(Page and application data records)
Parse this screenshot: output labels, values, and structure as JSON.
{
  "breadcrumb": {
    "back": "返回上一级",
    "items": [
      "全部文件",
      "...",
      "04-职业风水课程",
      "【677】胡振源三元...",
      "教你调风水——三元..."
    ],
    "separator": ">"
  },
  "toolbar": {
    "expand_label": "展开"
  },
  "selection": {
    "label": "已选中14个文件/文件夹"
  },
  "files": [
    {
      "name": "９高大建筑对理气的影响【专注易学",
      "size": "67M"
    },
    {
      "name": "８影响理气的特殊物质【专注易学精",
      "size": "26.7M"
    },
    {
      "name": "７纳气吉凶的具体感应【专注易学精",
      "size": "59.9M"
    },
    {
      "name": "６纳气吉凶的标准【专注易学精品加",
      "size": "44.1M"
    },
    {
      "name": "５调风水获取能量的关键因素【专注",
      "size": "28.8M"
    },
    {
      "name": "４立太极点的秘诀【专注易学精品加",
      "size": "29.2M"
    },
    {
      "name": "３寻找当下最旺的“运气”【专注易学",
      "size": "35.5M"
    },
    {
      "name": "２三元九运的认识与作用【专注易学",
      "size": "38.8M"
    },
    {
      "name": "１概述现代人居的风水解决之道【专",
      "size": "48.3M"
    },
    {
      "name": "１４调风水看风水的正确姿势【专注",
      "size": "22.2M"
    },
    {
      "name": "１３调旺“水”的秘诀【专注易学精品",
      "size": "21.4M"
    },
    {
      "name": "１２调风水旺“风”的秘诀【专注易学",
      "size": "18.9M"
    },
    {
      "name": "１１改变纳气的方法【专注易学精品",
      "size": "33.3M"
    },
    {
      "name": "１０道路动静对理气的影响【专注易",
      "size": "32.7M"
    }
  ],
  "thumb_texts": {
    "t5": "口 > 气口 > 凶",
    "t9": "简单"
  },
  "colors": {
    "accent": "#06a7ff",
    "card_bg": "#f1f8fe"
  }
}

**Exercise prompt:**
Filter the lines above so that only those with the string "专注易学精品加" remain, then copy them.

**Worked solution:**
      "name": "６纳气吉凶的标准【专注易学精品加",
      "name": "４立太极点的秘诀【专注易学精品加",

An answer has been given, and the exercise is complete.